How to Support a Friend

We believe that students can and should be empowered and informed on how to address these topics when they arise within themselves and people they know; our How to Support a Friend resource series offers folx information on where resources are located on campus and within the larger city and county areas, as well as useful information on processing these situations. Please see the sections below for individual topics and the related links to resources. If you feel like your friend may be navigating any of these issues below, please do not hesitate to connect with us for support. 

Abusive Relationships

Relationship abuse is the use of intimidation and/or force by one person to maintain power over another. It can include any form of verbal, emotional, mental, physical spiritual and/or sexual abuse or violence, and can happen in all types of relationships. In an abusive relationship it is not unusual for the abuser to express remorse after a violent outburst and then ask for forgiveness, promising that “it will never happen again.” Unfortunately, it usually does, thus perpetuating a cycle of abuse.

Disordered Eating

Disordered eating can be characterized by extreme thoughts, emotions or attitudes about food, body size and/or shape. Often, it is a dangerous response to psychological and/or emotional stress in a person’s life or past experiences. The three most common types of eating disorders are anorexia nervosa, bulimia nervosa, and binge eating disorder. It is possible to suffer from more than one eating disorder at a time.

Low Self-Esteem

Self-esteem is related to your opinion of yourself. High self-esteem is a good opinion of yourself, and low self-esteem is a bad opinion of yourself. The causes of low self-esteem can be deeply rooted in a person’s past, sometimes stemming from childhood experiences. Low self-esteem can result from or contribute to other conditions including, but not limited to, abusive relationships, body image issues, eating disorders, depression, and anxiety.


Every individual has the fundamental right to make choices about their pregnancy. Anyone facing an unplanned pregnancy will need to make some of the most important decisions of their life. Your friend has the right to choose an option they feel is best for them at this time in their life. They may decide to carry the pregnancy to term, to keep the baby or place the child for adoption, or they may choose to have an abortion. As a friend, it is important that you respect your friend’s decisions, regardless of your own personal values or beliefs. After your friend has made a choice, you can continue to be supportive in the way you feel the most comfortable.
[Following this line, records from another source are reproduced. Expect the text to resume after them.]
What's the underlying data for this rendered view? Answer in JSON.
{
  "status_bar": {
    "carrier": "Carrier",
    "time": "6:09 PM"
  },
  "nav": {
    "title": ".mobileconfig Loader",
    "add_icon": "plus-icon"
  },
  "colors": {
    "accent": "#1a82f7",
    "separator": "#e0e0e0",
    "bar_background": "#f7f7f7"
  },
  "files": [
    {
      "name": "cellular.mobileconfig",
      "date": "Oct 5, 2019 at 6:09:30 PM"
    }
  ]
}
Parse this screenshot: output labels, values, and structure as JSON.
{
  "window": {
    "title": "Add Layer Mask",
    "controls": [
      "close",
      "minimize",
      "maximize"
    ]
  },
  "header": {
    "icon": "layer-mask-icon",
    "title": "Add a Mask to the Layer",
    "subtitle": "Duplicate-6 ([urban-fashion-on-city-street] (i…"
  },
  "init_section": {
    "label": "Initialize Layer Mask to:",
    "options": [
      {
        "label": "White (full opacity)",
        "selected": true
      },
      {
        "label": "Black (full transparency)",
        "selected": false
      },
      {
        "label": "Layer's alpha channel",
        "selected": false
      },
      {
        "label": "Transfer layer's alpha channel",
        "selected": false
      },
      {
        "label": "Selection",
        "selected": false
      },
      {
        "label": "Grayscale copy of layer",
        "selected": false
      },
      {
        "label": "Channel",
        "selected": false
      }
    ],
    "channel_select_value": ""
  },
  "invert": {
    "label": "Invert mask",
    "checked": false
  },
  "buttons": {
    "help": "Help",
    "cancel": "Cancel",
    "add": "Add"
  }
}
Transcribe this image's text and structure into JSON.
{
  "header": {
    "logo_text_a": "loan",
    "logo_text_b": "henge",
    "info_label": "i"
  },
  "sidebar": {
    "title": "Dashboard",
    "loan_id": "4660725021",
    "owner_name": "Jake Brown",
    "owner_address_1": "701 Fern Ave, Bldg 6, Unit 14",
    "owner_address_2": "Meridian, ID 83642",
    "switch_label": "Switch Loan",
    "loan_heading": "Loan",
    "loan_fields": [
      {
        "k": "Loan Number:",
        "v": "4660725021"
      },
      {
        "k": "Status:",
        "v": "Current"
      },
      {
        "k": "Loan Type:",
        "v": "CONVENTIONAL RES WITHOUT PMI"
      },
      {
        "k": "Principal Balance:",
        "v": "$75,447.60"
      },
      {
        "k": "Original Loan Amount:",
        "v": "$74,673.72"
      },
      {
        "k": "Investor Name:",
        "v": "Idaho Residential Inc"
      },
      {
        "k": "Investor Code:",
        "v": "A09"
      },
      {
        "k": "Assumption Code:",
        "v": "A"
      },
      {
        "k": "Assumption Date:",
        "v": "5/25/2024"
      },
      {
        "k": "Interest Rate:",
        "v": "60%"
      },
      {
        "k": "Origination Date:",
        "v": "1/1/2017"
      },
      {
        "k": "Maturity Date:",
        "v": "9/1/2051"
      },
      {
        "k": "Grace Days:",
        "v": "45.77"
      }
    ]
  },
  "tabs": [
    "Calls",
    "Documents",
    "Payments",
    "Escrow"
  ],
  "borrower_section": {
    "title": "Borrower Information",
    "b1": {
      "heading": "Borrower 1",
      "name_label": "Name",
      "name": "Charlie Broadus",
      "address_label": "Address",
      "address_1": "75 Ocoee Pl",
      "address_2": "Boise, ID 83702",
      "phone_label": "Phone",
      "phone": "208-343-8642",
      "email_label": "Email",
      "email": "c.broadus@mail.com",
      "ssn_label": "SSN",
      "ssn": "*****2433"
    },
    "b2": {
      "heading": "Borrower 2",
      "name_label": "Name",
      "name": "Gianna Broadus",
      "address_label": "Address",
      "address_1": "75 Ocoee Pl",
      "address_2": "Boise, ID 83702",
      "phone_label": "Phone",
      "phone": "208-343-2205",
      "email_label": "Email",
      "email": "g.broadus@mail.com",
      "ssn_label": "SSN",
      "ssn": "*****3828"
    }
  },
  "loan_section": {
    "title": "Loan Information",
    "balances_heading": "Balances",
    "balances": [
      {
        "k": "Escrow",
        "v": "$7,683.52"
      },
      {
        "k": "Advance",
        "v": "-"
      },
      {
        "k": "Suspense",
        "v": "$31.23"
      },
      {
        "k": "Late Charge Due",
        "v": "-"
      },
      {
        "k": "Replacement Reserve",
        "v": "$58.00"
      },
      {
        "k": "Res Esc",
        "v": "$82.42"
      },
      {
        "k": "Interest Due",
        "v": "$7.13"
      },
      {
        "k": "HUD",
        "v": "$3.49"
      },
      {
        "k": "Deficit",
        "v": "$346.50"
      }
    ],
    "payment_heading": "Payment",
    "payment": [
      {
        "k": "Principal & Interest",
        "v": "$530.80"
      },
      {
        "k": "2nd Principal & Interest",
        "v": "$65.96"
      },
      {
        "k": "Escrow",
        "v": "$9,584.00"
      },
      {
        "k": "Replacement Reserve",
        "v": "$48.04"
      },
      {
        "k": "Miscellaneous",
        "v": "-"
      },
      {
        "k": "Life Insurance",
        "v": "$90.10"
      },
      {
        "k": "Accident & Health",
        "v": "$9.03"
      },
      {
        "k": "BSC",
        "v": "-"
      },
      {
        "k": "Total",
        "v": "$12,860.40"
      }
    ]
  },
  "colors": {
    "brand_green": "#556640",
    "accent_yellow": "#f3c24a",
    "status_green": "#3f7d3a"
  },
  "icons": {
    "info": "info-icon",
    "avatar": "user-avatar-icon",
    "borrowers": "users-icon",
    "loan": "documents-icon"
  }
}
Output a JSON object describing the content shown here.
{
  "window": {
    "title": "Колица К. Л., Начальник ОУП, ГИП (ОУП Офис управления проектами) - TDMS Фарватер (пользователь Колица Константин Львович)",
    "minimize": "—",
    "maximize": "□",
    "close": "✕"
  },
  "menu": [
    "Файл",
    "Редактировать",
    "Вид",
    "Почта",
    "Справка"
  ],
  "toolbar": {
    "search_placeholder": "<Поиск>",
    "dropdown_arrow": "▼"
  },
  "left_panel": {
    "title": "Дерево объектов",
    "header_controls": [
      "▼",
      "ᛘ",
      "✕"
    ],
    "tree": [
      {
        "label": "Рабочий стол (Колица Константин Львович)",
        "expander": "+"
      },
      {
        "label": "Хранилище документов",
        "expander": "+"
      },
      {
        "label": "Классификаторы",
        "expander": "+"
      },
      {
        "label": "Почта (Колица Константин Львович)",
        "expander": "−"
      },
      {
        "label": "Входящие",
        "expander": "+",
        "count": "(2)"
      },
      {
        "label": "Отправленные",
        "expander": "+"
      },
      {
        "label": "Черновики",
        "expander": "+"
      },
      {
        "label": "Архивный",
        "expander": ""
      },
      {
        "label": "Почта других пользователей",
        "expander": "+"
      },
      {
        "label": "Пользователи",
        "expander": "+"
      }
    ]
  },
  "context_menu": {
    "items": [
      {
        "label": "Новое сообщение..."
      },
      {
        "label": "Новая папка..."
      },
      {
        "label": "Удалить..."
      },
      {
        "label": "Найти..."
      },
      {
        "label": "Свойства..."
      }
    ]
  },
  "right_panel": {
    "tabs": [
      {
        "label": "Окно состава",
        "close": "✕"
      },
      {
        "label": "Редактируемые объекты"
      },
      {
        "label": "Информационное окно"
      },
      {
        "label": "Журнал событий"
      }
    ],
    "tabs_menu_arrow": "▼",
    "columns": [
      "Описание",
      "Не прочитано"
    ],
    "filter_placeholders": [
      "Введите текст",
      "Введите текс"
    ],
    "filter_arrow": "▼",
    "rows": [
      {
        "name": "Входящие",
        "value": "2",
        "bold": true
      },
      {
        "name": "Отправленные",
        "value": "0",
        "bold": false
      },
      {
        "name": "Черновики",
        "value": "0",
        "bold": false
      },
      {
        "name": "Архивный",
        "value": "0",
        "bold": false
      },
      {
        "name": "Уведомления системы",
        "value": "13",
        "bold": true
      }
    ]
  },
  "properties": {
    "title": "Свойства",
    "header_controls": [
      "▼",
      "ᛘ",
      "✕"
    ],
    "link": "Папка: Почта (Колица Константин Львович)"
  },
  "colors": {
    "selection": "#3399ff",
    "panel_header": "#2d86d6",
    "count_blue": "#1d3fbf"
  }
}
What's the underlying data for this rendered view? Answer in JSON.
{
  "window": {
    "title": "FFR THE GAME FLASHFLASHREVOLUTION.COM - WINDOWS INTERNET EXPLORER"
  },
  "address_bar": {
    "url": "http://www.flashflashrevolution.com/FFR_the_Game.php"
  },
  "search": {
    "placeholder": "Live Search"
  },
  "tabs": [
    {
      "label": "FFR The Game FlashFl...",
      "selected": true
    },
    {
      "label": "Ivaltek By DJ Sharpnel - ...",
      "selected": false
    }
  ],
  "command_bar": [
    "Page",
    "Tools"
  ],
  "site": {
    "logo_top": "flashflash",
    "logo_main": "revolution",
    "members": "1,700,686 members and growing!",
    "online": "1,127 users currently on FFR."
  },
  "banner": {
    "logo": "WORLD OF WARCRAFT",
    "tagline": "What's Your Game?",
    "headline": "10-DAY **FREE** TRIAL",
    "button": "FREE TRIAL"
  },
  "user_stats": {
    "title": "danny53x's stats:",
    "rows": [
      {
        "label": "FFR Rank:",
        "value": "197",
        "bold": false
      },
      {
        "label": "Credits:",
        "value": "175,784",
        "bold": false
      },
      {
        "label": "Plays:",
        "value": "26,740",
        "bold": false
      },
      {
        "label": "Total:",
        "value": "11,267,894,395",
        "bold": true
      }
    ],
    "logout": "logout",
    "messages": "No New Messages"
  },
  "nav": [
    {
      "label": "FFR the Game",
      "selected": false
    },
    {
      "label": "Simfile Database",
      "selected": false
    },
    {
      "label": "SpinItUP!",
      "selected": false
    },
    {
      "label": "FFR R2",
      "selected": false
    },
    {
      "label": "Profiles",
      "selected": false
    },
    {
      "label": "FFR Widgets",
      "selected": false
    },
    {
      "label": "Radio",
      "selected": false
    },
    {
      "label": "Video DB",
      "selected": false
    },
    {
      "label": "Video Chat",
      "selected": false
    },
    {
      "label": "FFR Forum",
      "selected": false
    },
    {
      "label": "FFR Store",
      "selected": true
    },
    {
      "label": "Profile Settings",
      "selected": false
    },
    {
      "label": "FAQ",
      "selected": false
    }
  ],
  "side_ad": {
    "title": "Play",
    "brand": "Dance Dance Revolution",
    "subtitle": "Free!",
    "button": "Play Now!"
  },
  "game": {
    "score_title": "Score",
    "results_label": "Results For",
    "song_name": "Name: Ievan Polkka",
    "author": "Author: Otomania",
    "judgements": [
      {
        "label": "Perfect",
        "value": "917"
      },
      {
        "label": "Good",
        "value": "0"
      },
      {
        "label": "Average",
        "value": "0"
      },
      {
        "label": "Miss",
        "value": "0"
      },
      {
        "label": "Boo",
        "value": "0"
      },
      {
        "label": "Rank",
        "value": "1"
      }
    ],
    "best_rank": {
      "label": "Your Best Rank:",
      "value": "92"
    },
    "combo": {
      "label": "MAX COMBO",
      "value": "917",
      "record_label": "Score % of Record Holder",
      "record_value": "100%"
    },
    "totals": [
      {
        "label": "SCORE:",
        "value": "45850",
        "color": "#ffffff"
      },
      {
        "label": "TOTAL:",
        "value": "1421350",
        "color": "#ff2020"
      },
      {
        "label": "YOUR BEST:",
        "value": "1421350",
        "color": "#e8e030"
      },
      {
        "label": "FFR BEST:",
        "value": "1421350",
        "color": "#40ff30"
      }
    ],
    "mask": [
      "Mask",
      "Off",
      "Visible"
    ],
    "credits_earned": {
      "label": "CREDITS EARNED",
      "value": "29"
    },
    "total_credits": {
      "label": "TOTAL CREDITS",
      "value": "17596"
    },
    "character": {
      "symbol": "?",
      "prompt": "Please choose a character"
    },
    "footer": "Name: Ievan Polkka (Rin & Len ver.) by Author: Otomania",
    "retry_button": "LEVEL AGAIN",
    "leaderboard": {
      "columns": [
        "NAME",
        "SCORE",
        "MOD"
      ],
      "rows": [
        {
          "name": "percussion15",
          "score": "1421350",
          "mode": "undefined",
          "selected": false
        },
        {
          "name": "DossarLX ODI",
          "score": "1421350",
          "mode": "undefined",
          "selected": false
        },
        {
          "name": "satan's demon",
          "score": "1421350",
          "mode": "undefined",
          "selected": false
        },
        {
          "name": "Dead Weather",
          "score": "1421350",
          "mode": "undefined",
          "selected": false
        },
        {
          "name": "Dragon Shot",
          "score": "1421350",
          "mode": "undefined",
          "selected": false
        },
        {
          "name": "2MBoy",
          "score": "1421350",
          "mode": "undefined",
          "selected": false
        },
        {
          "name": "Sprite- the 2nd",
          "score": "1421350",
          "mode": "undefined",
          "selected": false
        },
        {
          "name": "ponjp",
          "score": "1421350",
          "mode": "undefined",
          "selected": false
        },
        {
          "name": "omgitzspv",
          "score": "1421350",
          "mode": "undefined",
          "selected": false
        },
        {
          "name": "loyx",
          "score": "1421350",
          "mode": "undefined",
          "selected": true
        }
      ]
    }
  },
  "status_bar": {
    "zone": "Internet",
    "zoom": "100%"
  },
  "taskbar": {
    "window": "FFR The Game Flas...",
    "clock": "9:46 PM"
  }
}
Facing Depression

Sadness is a proportional temporary reaction to a disappointment or loss. Depression is long lasting and characterized by hopelessness, loss of interest in pleasurable activities, and withdrawal from social connections. Depression can also have physical symptoms such as pain, changes in eating and sleeping patterns, and weight change. If you need a hard copy of the information and resources we provide on this topic, please come to the WRRC. 

Suicidal Thoughts

Not all thoughts of harming or ending one's life lead to suicide, but they should always be taken seriously. There is an increased risk of suicide for people with family history of suicide, violence, mental illness(es), and/or drug abuse. Some behaviors that indicate that somebody might be thinking about suicide include: significant sadness, expressions of hopelessness, self-destructive behaviors, withdrawal from others, seemingly sudden calm or happy after long struggle with sadness, and fixation with death. Someone considering suicide may give away valued objects to friends or compose a note. If you need a hard copy of the information and resources we provide on this topic, please come to the WRRC. 

Sexual Assault

Sexual assault is any unwanted, non-consensual sexual act in which a person is threatened, coerced or forced to comply against their will, or where a person is unable to give consent because they are a minor, unconscious, asleep or incapacitated due to drugs or alcohol. Sexual assault can include unwanted, non-consensual oral, anal or vaginal sexual intercourse, penetration with a foreign object (i.e. fingers, sex toys, etc.) or sexual battery (non-consensual touching of the breasts, buttocks or genitalia).

Sexual Harassment

Sexual harassment is any unwelcome sexual advance. This includes requests for sexual favors and other verbal, visual or physical conduct of a sexual nature that interferes with your work or education. It may also create an intimidating, hostile or offensive work or learning environment. Sexual harassment commonly occurs, but is infrequently discussed, as it often makes people feel uneasy. We hear people joke about it, but when it happens, it can cause emotional, psychological, physical and material harm. The specific impact varies from person to person. Remember, sexual harassment is against the law and university policy

Stalking Situations

Stalking is defined as unwanted pursuit. Many victims are stalked by current or former intimate partners such as dating partners, spouses, or cohabiting partners. What was viewed initially as positive and/or romantic attention, may turn into the repeated unwanted attention, harassment, and contact that characterizes stalking. However, it’s important to remember that a stalker can also be an acquaintance or someone you do not know.